Ray, in a nationwide study of 5,254 adults who were homeschooled, found that for all civic activities (e.g., working for candidate/political party/political cause, voting in national/state elections) and at all age groups, the home-educated adults were more civically involved than the overall national population” (p. 49) and were participating in any ongoing community service activity at a rate higher than the national average.  Further, Sutton and Galloway reported that “… results from multivariate analysis of variance showed college graduates from home schools held significantly more leadership posts for significantly greater periods of time than did the private school group” while there was no significant difference on these variables between the homeschooled and public-schooled (p. 137, abstract).
The Hill and den Dulk is one study in what is an growing mosaic of research pieces that address many aspects of homeschooling and its effects on lives and society. Several more pieces of research will need to be done to have a relatively firm grip on whether adults who were home educated engage in volunteer work or civic activities at the same rate or a different rate than those who attended institutional schools.
–Brian D. Ray, Ph.D.
National Home Education Research Institute
P.S. Please feel free to send us your questions about homeschooling and we will try to answer them in upcoming messages.
If you would like to tangibly support our work reporting on think tanks, professors at university schools of education, court decisions, doing research, collecting research, disseminating research, and helping homeschool families around the world, please see “Two ways to help” below.
Two ways to help:
1. Send a check to: NHERI, PO Box 13939, Salem OR 97309 (using a check puts the largest percent of your gift to work at NHERI)
2. Donate online.
NHERI, PO Box 13939, Salem OR 97309, USA
 Hill, Jonathan P.; Den Dulk, Kevin R. (2013). Religion, volunteering, and educational setting:
The effect of youth schooling type on civic engagement. Journal for the Scientific Study of Religion, 52(1):179-197.
 Personal communication with one author, March 21, 2013.
 Montgomery, Linda R. (1989). The effect of home schooling on the leadership skills of home schooled students. Home School Researcher, 5(1), 1-10, www.nheri.org.
 Ray, Brian D. (2004). Home educated and now adults: Their community and civic involvement, views about homeschooling, and other traits. Salem, OR: National Home Education Research Institute, www.nheri.org. The adults in this study were not necessarily representative of all who had been homeschooled.
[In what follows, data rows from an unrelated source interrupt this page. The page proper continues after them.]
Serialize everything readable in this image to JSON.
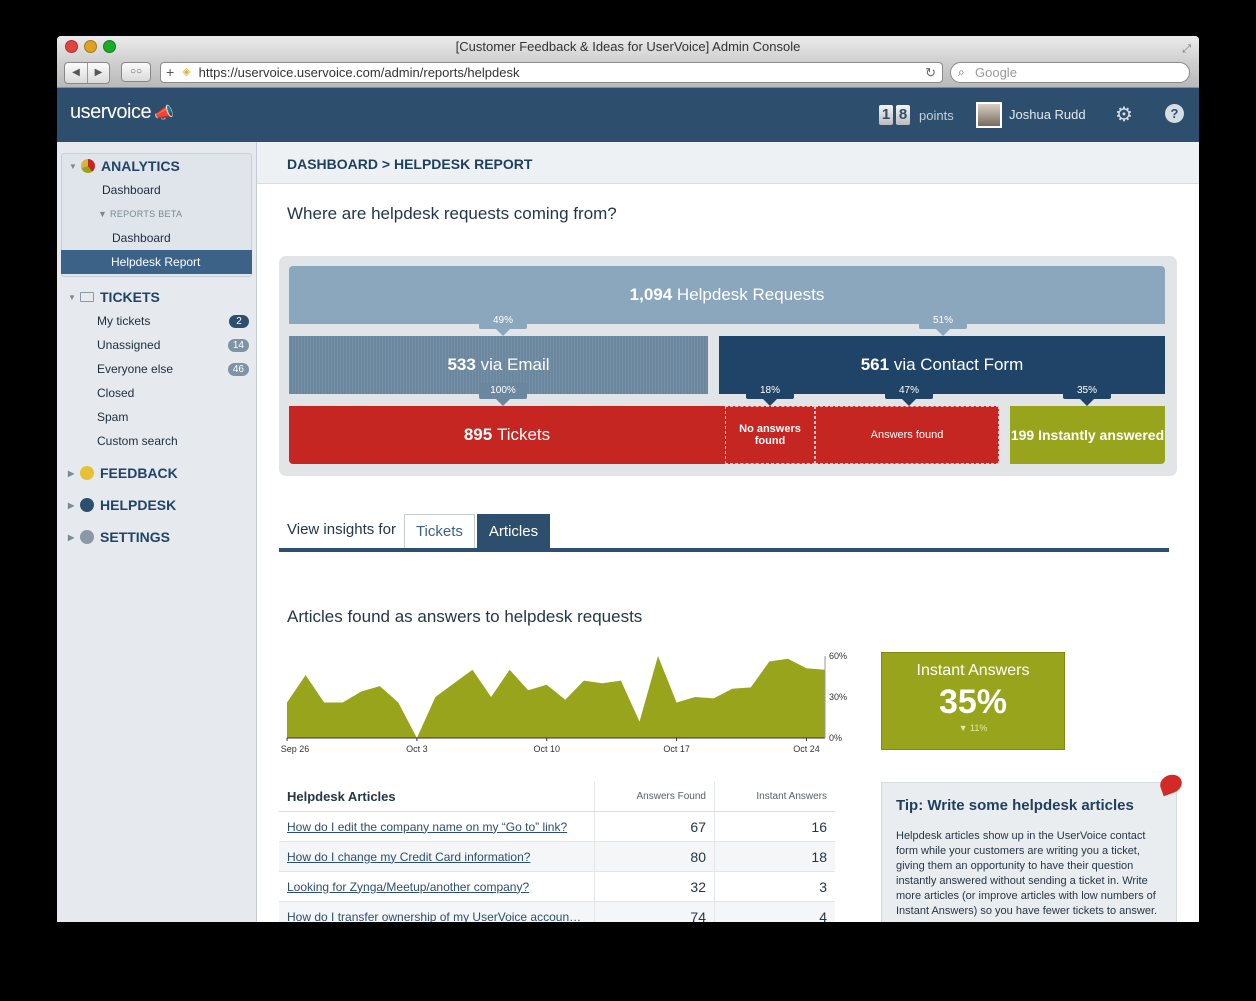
{
  "browser": {
    "title": "[Customer Feedback & Ideas for UserVoice] Admin Console",
    "url": "https://uservoice.uservoice.com/admin/reports/helpdesk",
    "search_placeholder": "Google"
  },
  "header": {
    "logo": "uservoice",
    "points_digits": [
      "1",
      "8"
    ],
    "points_label": "points",
    "user_name": "Joshua Rudd"
  },
  "sidebar": {
    "analytics": {
      "label": "ANALYTICS",
      "items": {
        "dashboard": "Dashboard",
        "reports_beta": "REPORTS BETA",
        "reports_dashboard": "Dashboard",
        "helpdesk_report": "Helpdesk Report"
      }
    },
    "tickets": {
      "label": "TICKETS",
      "items": [
        {
          "label": "My tickets",
          "count": "2"
        },
        {
          "label": "Unassigned",
          "count": "14"
        },
        {
          "label": "Everyone else",
          "count": "46"
        },
        {
          "label": "Closed",
          "count": ""
        },
        {
          "label": "Spam",
          "count": ""
        },
        {
          "label": "Custom search",
          "count": ""
        }
      ]
    },
    "feedback": "FEEDBACK",
    "helpdesk": "HELPDESK",
    "settings": "SETTINGS"
  },
  "content": {
    "breadcrumb": "DASHBOARD > HELPDESK REPORT",
    "heading": "Where are helpdesk requests coming from?",
    "funnel": {
      "requests_count": "1,094",
      "requests_label": "Helpdesk Requests",
      "email_pct": "49%",
      "form_pct": "51%",
      "email_count": "533",
      "email_label": "via Email",
      "form_count": "561",
      "form_label": "via Contact Form",
      "tickets_pct": "100%",
      "noans_pct": "18%",
      "found_pct": "47%",
      "inst_pct": "35%",
      "tickets_count": "895",
      "tickets_label": "Tickets",
      "noans_label": "No answers found",
      "found_label": "Answers found",
      "inst_label": "199 Instantly answered"
    },
    "tabs": {
      "label": "View insights for",
      "tickets": "Tickets",
      "articles": "Articles"
    },
    "articles_heading": "Articles found as answers to helpdesk requests",
    "instant_answers": {
      "title": "Instant Answers",
      "value": "35%",
      "delta": "▼ 11%"
    },
    "table": {
      "headers": [
        "Helpdesk Articles",
        "Answers Found",
        "Instant Answers"
      ],
      "rows": [
        {
          "title": "How do I edit the company name on my “Go to” link?",
          "found": "67",
          "instant": "16"
        },
        {
          "title": "How do I change my Credit Card information?",
          "found": "80",
          "instant": "18"
        },
        {
          "title": "Looking for Zynga/Meetup/another company?",
          "found": "32",
          "instant": "3"
        },
        {
          "title": "How do I transfer ownership of my UserVoice accoun…",
          "found": "74",
          "instant": "4"
        }
      ]
    },
    "tip": {
      "title": "Tip: Write some helpdesk articles",
      "body": "Helpdesk articles show up in the UserVoice contact form while your customers are writing you a ticket, giving them an opportunity to have their question instantly answered without sending a ticket in. Write more articles (or improve articles with low numbers of Instant Answers) so you have fewer tickets to answer."
    }
  },
  "chart_data": {
    "type": "area",
    "x_tick_labels": [
      "Sep 26",
      "Oct 3",
      "Oct 10",
      "Oct 17",
      "Oct 24"
    ],
    "y_tick_labels": [
      "60%",
      "30%",
      "0%"
    ],
    "ylim": [
      0,
      60
    ],
    "color": "#98a51c",
    "values": [
      26,
      46,
      26,
      26,
      34,
      38,
      26,
      0,
      30,
      40,
      50,
      30,
      50,
      35,
      39,
      28,
      42,
      40,
      42,
      12,
      60,
      26,
      30,
      29,
      36,
      37,
      56,
      58,
      51,
      50
    ]
  }
}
 Sutton, Joe P., & Galloway, Rhonda. (2000). College success of students from three high school settings. Journal of Research and Development in Education, 33(3), 137-146.